[Stored items]
╭──

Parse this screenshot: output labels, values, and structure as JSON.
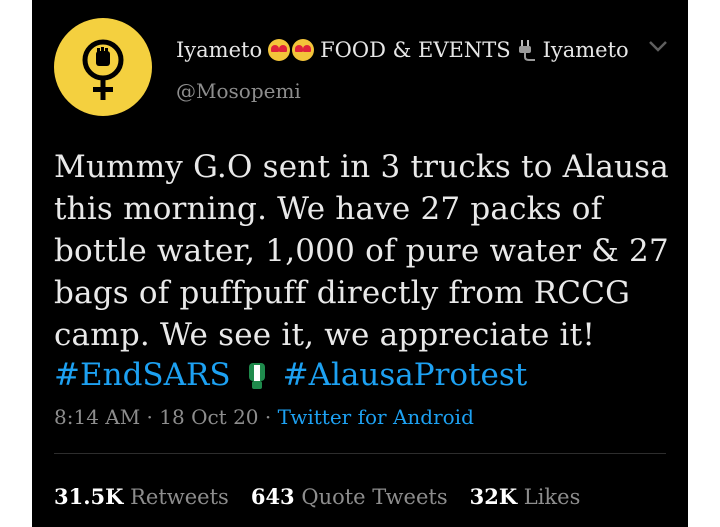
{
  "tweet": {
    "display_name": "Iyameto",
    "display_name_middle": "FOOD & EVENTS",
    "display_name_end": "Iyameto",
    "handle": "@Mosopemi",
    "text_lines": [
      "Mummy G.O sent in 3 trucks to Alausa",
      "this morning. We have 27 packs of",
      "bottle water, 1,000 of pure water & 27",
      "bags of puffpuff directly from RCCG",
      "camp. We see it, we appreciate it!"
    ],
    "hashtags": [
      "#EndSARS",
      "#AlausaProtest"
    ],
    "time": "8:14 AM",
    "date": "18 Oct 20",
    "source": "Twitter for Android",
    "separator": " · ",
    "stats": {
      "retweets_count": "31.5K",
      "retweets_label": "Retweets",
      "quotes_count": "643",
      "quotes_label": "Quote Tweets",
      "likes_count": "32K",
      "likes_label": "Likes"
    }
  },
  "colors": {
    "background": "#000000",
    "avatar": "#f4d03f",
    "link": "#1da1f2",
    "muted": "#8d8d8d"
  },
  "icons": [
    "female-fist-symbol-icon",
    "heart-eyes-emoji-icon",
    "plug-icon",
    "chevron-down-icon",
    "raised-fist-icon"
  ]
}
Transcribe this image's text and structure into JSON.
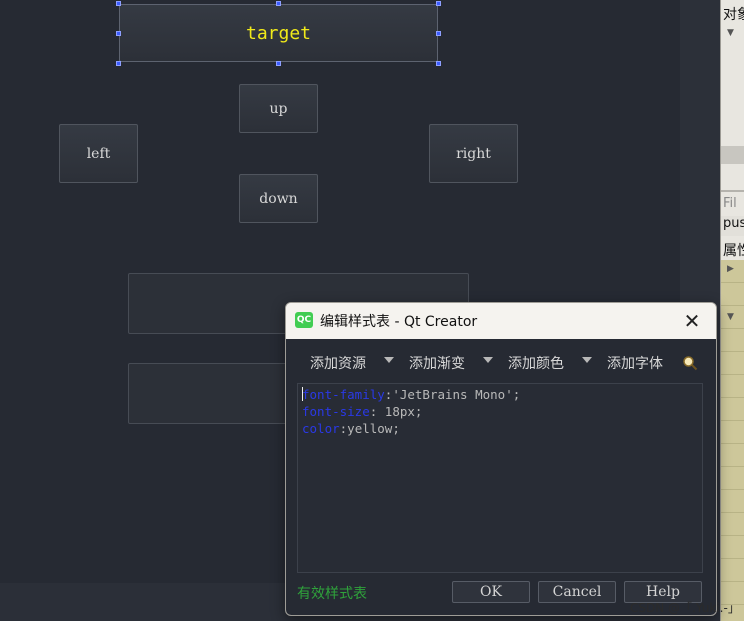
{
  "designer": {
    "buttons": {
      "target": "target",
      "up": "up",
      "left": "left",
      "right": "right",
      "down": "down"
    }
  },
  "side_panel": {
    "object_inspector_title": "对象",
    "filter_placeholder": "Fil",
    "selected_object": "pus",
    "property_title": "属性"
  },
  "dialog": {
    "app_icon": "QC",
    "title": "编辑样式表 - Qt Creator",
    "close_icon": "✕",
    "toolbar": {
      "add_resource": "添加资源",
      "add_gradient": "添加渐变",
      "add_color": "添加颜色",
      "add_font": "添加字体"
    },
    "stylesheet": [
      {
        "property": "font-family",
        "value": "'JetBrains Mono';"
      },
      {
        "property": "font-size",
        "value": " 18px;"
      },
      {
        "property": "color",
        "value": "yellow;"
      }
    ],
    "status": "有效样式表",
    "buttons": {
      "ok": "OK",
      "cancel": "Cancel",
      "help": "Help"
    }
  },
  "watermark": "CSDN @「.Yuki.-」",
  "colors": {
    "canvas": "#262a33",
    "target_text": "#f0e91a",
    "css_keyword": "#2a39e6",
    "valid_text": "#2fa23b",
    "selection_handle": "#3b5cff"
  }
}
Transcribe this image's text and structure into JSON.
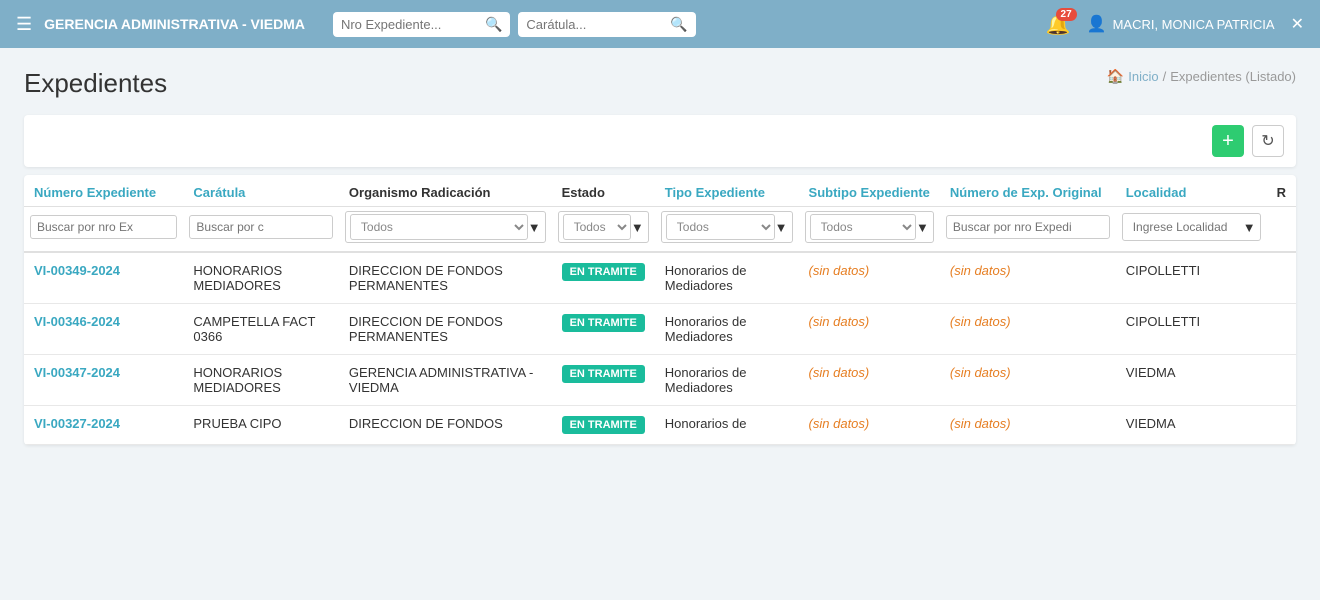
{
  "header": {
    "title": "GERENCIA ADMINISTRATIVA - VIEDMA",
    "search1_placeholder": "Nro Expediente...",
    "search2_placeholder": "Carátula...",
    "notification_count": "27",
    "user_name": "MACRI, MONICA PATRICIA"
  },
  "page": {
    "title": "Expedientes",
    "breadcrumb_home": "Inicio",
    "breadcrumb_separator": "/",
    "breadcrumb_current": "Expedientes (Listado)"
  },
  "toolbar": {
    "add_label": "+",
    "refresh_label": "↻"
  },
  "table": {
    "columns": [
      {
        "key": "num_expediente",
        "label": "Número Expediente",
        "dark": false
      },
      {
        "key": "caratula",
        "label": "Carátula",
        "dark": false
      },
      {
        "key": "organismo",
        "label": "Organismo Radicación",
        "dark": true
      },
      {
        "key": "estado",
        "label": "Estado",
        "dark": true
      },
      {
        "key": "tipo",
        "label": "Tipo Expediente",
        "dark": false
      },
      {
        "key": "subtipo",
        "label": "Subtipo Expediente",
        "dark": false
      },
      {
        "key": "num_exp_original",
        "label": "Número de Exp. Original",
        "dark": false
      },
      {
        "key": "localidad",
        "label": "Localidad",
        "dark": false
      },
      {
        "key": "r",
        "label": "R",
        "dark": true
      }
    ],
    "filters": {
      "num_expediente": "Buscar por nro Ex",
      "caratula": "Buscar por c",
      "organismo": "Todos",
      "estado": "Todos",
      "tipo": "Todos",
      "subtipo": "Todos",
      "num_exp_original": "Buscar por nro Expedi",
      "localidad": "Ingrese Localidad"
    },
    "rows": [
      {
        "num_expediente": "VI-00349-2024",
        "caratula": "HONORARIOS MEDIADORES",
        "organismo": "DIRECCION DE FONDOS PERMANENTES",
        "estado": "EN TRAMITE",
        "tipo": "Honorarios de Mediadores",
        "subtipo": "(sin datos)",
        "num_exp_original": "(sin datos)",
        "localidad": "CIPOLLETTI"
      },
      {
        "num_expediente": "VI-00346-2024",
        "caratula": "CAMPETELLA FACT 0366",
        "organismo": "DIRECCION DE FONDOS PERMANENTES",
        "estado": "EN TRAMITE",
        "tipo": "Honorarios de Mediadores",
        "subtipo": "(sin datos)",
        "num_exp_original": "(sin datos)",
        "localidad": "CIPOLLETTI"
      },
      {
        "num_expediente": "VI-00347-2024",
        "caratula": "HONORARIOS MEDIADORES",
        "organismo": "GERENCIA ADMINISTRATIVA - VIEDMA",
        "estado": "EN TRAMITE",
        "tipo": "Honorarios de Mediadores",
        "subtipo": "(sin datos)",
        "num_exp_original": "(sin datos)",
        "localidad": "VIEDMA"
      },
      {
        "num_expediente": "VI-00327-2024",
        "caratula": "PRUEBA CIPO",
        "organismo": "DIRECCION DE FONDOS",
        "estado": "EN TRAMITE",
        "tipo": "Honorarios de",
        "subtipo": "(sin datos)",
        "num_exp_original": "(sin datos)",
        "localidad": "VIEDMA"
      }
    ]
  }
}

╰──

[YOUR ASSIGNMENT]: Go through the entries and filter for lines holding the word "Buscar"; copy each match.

[SOLUTION TO THE PROBLEM]:
      "num_expediente": "Buscar por nro Ex",
      "caratula": "Buscar por c",
      "num_exp_original": "Buscar por nro Expedi",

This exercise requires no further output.